The Flash Eurobarometer 425 carried out in September 2015 seeks to understand citizens’ perceptions, attitudes and practices related to food waste, and more specifically, to investigate the role of date marking (ie "best before" and "use by" dates) found on food labelling in relation to household food waste. The survey investigates citizens' understanding and use of date marking found on food labelling, and to what extent this information impacts on their consumption habits. While most respondents recognise their own important role in food waste prevention, a large proportion of Europeans lack understanding of date marking, which contributes to the waste of safe, edible food. The findings, which will help inform possible future policy making regarding the provision of food information to consumers, also confirm the need to pursue targeted information and educational initiatives on date marking taking into account the varying understanding and information needs of different consumer groups in the EU Member States.


Biodiversity – the unique web of life on Earth – is vital for our survival and quality of life. It provides countless services for free, making the oxygen we breathe, cleaning our water, and supplying us with food, materials and medicines. But biodiversity and ecosystem services are not just under threat – they are being lost and degraded at rates unprecedented in human history. This Eurobarometer survey collects information on how informed Europeans feel about biodiversity in general, their views on the seriousness of the threat, the role of the Natura 2000 network, personal efforts they are making to stop biodiversity loss, and how they expect Europe to react.


As the last Eurobarometer on this topic in 2012, the survey looks into attitudes and perceptions of Europeans towards discrimination based on different grounds (gender, ethnic origin, religion or beliefs, age, disability, sexual orientation and gender identity) and citizens' opinions on different policy measures to combat discrimination. For the first time the survey explores the social acceptance of specific groups belonging to ethnic and religious minorities. Also for the first the survey is looking into social acceptance and citizens' views on the rights of lesbian, gay, bisexual and transgender persons.
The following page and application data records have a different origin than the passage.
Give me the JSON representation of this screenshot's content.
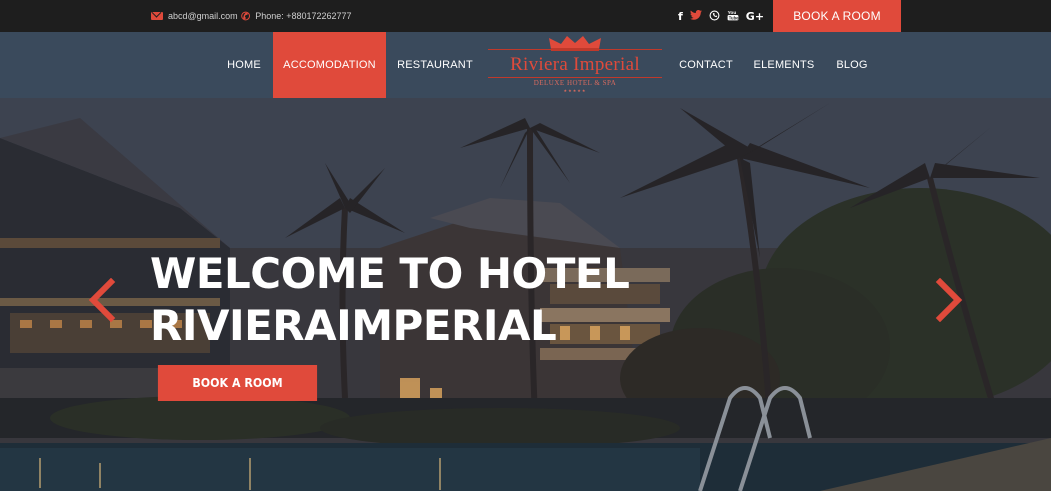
{
  "topbar": {
    "email": "abcd@gmail.com",
    "phone": "Phone: +880172262777",
    "social": {
      "facebook": "f",
      "twitter": "🐦",
      "whatsapp": "✆",
      "youtube": "▶",
      "googleplus": "G+"
    },
    "book_label": "BOOK A ROOM"
  },
  "nav": {
    "items": [
      {
        "label": "HOME"
      },
      {
        "label": "ACCOMODATION"
      },
      {
        "label": "RESTAURANT"
      },
      {
        "label": "CONTACT"
      },
      {
        "label": "ELEMENTS"
      },
      {
        "label": "BLOG"
      }
    ],
    "active": "ACCOMODATION"
  },
  "logo": {
    "title": "Riviera Imperial",
    "subtitle": "DELUXE HOTEL & SPA",
    "stars": "★★★★★"
  },
  "hero": {
    "title_line1": "WELCOME TO HOTEL",
    "title_line2": "RIVIERAIMPERIAL",
    "button_label": "BOOK A ROOM"
  },
  "colors": {
    "accent": "#e04a3b",
    "nav_bg": "#3a4a5c",
    "topbar_bg": "#1e1e1e"
  }
}
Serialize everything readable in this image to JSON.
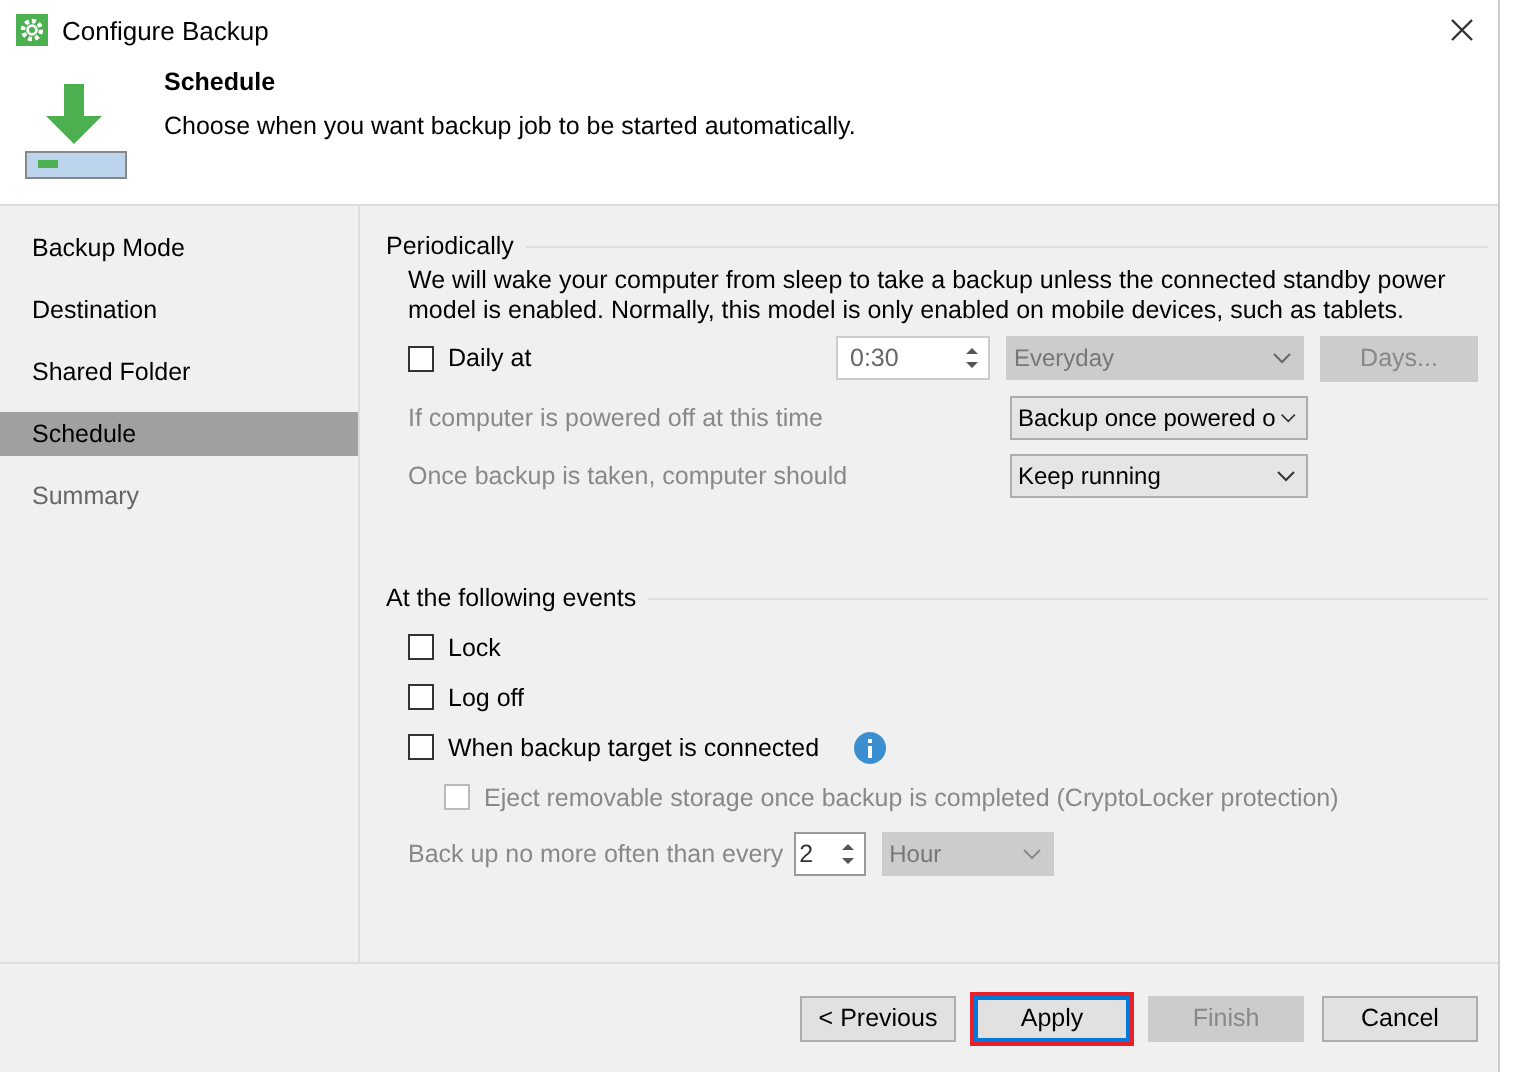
{
  "window": {
    "title": "Configure Backup"
  },
  "header": {
    "title": "Schedule",
    "subtitle": "Choose when you want backup job to be started automatically."
  },
  "sidebar": {
    "items": [
      {
        "label": "Backup Mode",
        "selected": false,
        "disabled": false
      },
      {
        "label": "Destination",
        "selected": false,
        "disabled": false
      },
      {
        "label": "Shared Folder",
        "selected": false,
        "disabled": false
      },
      {
        "label": "Schedule",
        "selected": true,
        "disabled": false
      },
      {
        "label": "Summary",
        "selected": false,
        "disabled": true
      }
    ]
  },
  "periodically": {
    "heading": "Periodically",
    "note": "We will wake your computer from sleep to take a backup unless the connected standby power model is enabled. Normally, this model is only enabled on mobile devices, such as tablets.",
    "daily": {
      "label": "Daily at",
      "checked": false
    },
    "time": {
      "value": "0:30"
    },
    "frequency": {
      "value": "Everyday",
      "disabled": true
    },
    "days_button": {
      "label": "Days...",
      "disabled": true
    },
    "rows": [
      {
        "label": "If computer is powered off at this time",
        "value": "Backup once powered o",
        "disabled": true
      },
      {
        "label": "Once backup is taken, computer should",
        "value": "Keep running",
        "disabled": true
      }
    ]
  },
  "events": {
    "heading": "At the following events",
    "options": [
      {
        "kind": "option",
        "label": "Lock",
        "checked": false,
        "disabled": false
      },
      {
        "kind": "option",
        "label": "Log off",
        "checked": false,
        "disabled": false
      },
      {
        "kind": "option_with_info",
        "label": "When backup target is connected",
        "checked": false,
        "disabled": false
      },
      {
        "kind": "sub_option",
        "label": "Eject removable storage once backup is completed (CryptoLocker protection)",
        "checked": false,
        "disabled": true
      }
    ],
    "limit": {
      "label": "Back up no more often than every",
      "value": "2",
      "unit": "Hour",
      "disabled": true
    }
  },
  "buttons": [
    {
      "label": "< Previous",
      "disabled": false,
      "highlighted": false
    },
    {
      "label": "Apply",
      "disabled": false,
      "highlighted": true
    },
    {
      "label": "Finish",
      "disabled": true,
      "highlighted": false
    },
    {
      "label": "Cancel",
      "disabled": false,
      "highlighted": false
    }
  ]
}
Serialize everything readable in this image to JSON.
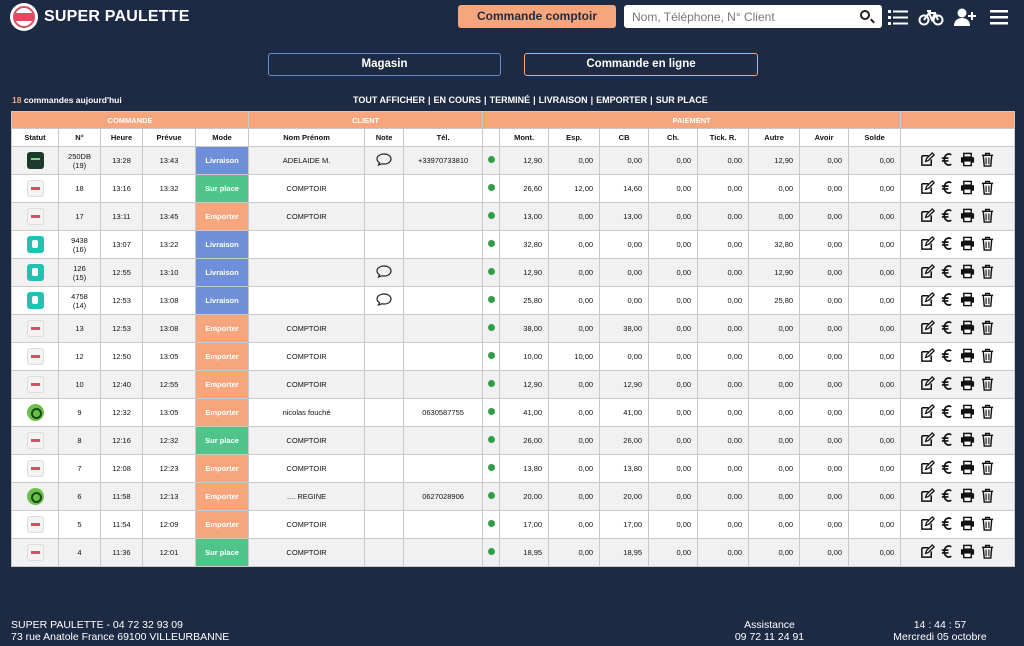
{
  "header": {
    "brand": "SUPER PAULETTE",
    "commande_comptoir": "Commande comptoir",
    "search_placeholder": "Nom, Téléphone, N° Client"
  },
  "tabs": {
    "magasin": "Magasin",
    "en_ligne": "Commande en ligne"
  },
  "summary": {
    "count": "18",
    "label": " commandes aujourd'hui"
  },
  "filters": [
    "TOUT AFFICHER",
    "EN COURS",
    "TERMINÉ",
    "LIVRAISON",
    "EMPORTER",
    "SUR PLACE"
  ],
  "table": {
    "groups": {
      "commande": "COMMANDE",
      "client": "CLIENT",
      "paiement": "PAIEMENT"
    },
    "columns": [
      "Statut",
      "N°",
      "Heure",
      "Prévue",
      "Mode",
      "Nom Prénom",
      "Note",
      "Tél.",
      "",
      "Mont.",
      "Esp.",
      "CB",
      "Ch.",
      "Tick. R.",
      "Autre",
      "Avoir",
      "Solde",
      ""
    ],
    "rows": [
      {
        "source": "uber",
        "no": "250DB",
        "sub": "(19)",
        "heure": "13:28",
        "prevue": "13:43",
        "mode": "Livraison",
        "mode_class": "livraison",
        "nom": "ADELAIDE M.",
        "note": true,
        "tel": "+33970733810",
        "mont": "12,90",
        "esp": "0,00",
        "cb": "0,00",
        "ch": "0,00",
        "tick": "0,00",
        "autre": "12,90",
        "avoir": "0,00",
        "solde": "0,00"
      },
      {
        "source": "paulette",
        "no": "18",
        "sub": "",
        "heure": "13:16",
        "prevue": "13:32",
        "mode": "Sur place",
        "mode_class": "surplace",
        "nom": "COMPTOIR",
        "note": false,
        "tel": "",
        "mont": "26,60",
        "esp": "12,00",
        "cb": "14,60",
        "ch": "0,00",
        "tick": "0,00",
        "autre": "0,00",
        "avoir": "0,00",
        "solde": "0,00"
      },
      {
        "source": "paulette",
        "no": "17",
        "sub": "",
        "heure": "13:11",
        "prevue": "13:45",
        "mode": "Emporter",
        "mode_class": "emporter",
        "nom": "COMPTOIR",
        "note": false,
        "tel": "",
        "mont": "13,00",
        "esp": "0,00",
        "cb": "13,00",
        "ch": "0,00",
        "tick": "0,00",
        "autre": "0,00",
        "avoir": "0,00",
        "solde": "0,00"
      },
      {
        "source": "deliveroo",
        "no": "9438",
        "sub": "(16)",
        "heure": "13:07",
        "prevue": "13:22",
        "mode": "Livraison",
        "mode_class": "livraison",
        "nom": "",
        "note": false,
        "tel": "",
        "mont": "32,80",
        "esp": "0,00",
        "cb": "0,00",
        "ch": "0,00",
        "tick": "0,00",
        "autre": "32,80",
        "avoir": "0,00",
        "solde": "0,00"
      },
      {
        "source": "deliveroo",
        "no": "126",
        "sub": "(15)",
        "heure": "12:55",
        "prevue": "13:10",
        "mode": "Livraison",
        "mode_class": "livraison",
        "nom": "",
        "note": true,
        "tel": "",
        "mont": "12,90",
        "esp": "0,00",
        "cb": "0,00",
        "ch": "0,00",
        "tick": "0,00",
        "autre": "12,90",
        "avoir": "0,00",
        "solde": "0,00"
      },
      {
        "source": "deliveroo",
        "no": "4758",
        "sub": "(14)",
        "heure": "12:53",
        "prevue": "13:08",
        "mode": "Livraison",
        "mode_class": "livraison",
        "nom": "",
        "note": true,
        "tel": "",
        "mont": "25,80",
        "esp": "0,00",
        "cb": "0,00",
        "ch": "0,00",
        "tick": "0,00",
        "autre": "25,80",
        "avoir": "0,00",
        "solde": "0,00"
      },
      {
        "source": "paulette",
        "no": "13",
        "sub": "",
        "heure": "12:53",
        "prevue": "13:08",
        "mode": "Emporter",
        "mode_class": "emporter",
        "nom": "COMPTOIR",
        "note": false,
        "tel": "",
        "mont": "38,00",
        "esp": "0,00",
        "cb": "38,00",
        "ch": "0,00",
        "tick": "0,00",
        "autre": "0,00",
        "avoir": "0,00",
        "solde": "0,00"
      },
      {
        "source": "paulette",
        "no": "12",
        "sub": "",
        "heure": "12:50",
        "prevue": "13:05",
        "mode": "Emporter",
        "mode_class": "emporter",
        "nom": "COMPTOIR",
        "note": false,
        "tel": "",
        "mont": "10,00",
        "esp": "10,00",
        "cb": "0,00",
        "ch": "0,00",
        "tick": "0,00",
        "autre": "0,00",
        "avoir": "0,00",
        "solde": "0,00"
      },
      {
        "source": "paulette",
        "no": "10",
        "sub": "",
        "heure": "12:40",
        "prevue": "12:55",
        "mode": "Emporter",
        "mode_class": "emporter",
        "nom": "COMPTOIR",
        "note": false,
        "tel": "",
        "mont": "12,90",
        "esp": "0,00",
        "cb": "12,90",
        "ch": "0,00",
        "tick": "0,00",
        "autre": "0,00",
        "avoir": "0,00",
        "solde": "0,00"
      },
      {
        "source": "web",
        "no": "9",
        "sub": "",
        "heure": "12:32",
        "prevue": "13:05",
        "mode": "Emporter",
        "mode_class": "emporter",
        "nom": "nicolas fouché",
        "note": false,
        "tel": "0630587755",
        "mont": "41,00",
        "esp": "0,00",
        "cb": "41,00",
        "ch": "0,00",
        "tick": "0,00",
        "autre": "0,00",
        "avoir": "0,00",
        "solde": "0,00"
      },
      {
        "source": "paulette",
        "no": "8",
        "sub": "",
        "heure": "12:16",
        "prevue": "12:32",
        "mode": "Sur place",
        "mode_class": "surplace",
        "nom": "COMPTOIR",
        "note": false,
        "tel": "",
        "mont": "26,00",
        "esp": "0,00",
        "cb": "26,00",
        "ch": "0,00",
        "tick": "0,00",
        "autre": "0,00",
        "avoir": "0,00",
        "solde": "0,00"
      },
      {
        "source": "paulette",
        "no": "7",
        "sub": "",
        "heure": "12:08",
        "prevue": "12:23",
        "mode": "Emporter",
        "mode_class": "emporter",
        "nom": "COMPTOIR",
        "note": false,
        "tel": "",
        "mont": "13,80",
        "esp": "0,00",
        "cb": "13,80",
        "ch": "0,00",
        "tick": "0,00",
        "autre": "0,00",
        "avoir": "0,00",
        "solde": "0,00"
      },
      {
        "source": "web",
        "no": "6",
        "sub": "",
        "heure": "11:58",
        "prevue": "12:13",
        "mode": "Emporter",
        "mode_class": "emporter",
        "nom": ".... REGINE",
        "note": false,
        "tel": "0627028906",
        "mont": "20,00",
        "esp": "0,00",
        "cb": "20,00",
        "ch": "0,00",
        "tick": "0,00",
        "autre": "0,00",
        "avoir": "0,00",
        "solde": "0,00"
      },
      {
        "source": "paulette",
        "no": "5",
        "sub": "",
        "heure": "11:54",
        "prevue": "12:09",
        "mode": "Emporter",
        "mode_class": "emporter",
        "nom": "COMPTOIR",
        "note": false,
        "tel": "",
        "mont": "17,00",
        "esp": "0,00",
        "cb": "17,00",
        "ch": "0,00",
        "tick": "0,00",
        "autre": "0,00",
        "avoir": "0,00",
        "solde": "0,00"
      },
      {
        "source": "paulette",
        "no": "4",
        "sub": "",
        "heure": "11:36",
        "prevue": "12:01",
        "mode": "Sur place",
        "mode_class": "surplace",
        "nom": "COMPTOIR",
        "note": false,
        "tel": "",
        "mont": "18,95",
        "esp": "0,00",
        "cb": "18,95",
        "ch": "0,00",
        "tick": "0,00",
        "autre": "0,00",
        "avoir": "0,00",
        "solde": "0,00"
      }
    ]
  },
  "footer": {
    "shop_line1": "SUPER PAULETTE - 04 72 32 93 09",
    "shop_line2": "73 rue Anatole France 69100 VILLEURBANNE",
    "assist_label": "Assistance",
    "assist_phone": "09 72 11 24 91",
    "time": "14 : 44 : 57",
    "date": "Mercredi 05 octobre"
  }
}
EU cohesion policy, and in particular the Interreg strand, plays an important role in removing border obstacles and fostering cross-border cooperation. Relatively small in budget, the Interreg projects have achieved many concrete outcomes for the citizens – whether in the area of cross-border security, transport, education, energy, health care, training or job creation. However, a significant economic potential remains untapped in the border areas due to a lack of mutual trust or even the existence of negative attitudes among neighbouring countries. DG REGIO therefore conducted a first-ever Eurobarometer survey to identify and map attitudes of citizens living in the border areas, which will help to arrive at more targeted EU interventions.


This survey is part of a longitudinal series which examines Europeans’ awareness of and their attitudes towards EU Regional Policy. It begins by asking respondents whether they have heard about any EU co-financed projects and, if so, whether they believe those projects have had a positive or negative impact. Respondents are then asked about their familiarity with the two of the EU’s key regional funds, and whether they have benefitted personally from an EU-funded project. The survey then looks at priorities for the EU Regional Policy from the citizen perspective and about who citizens' consider best placed to take decisions about regional investments, before finally looking at European Territorial cooperation programmes and three EU macro-regional strategies, in the Baltic Sea, the Danube river and the EU Adriatic and Ionian regions.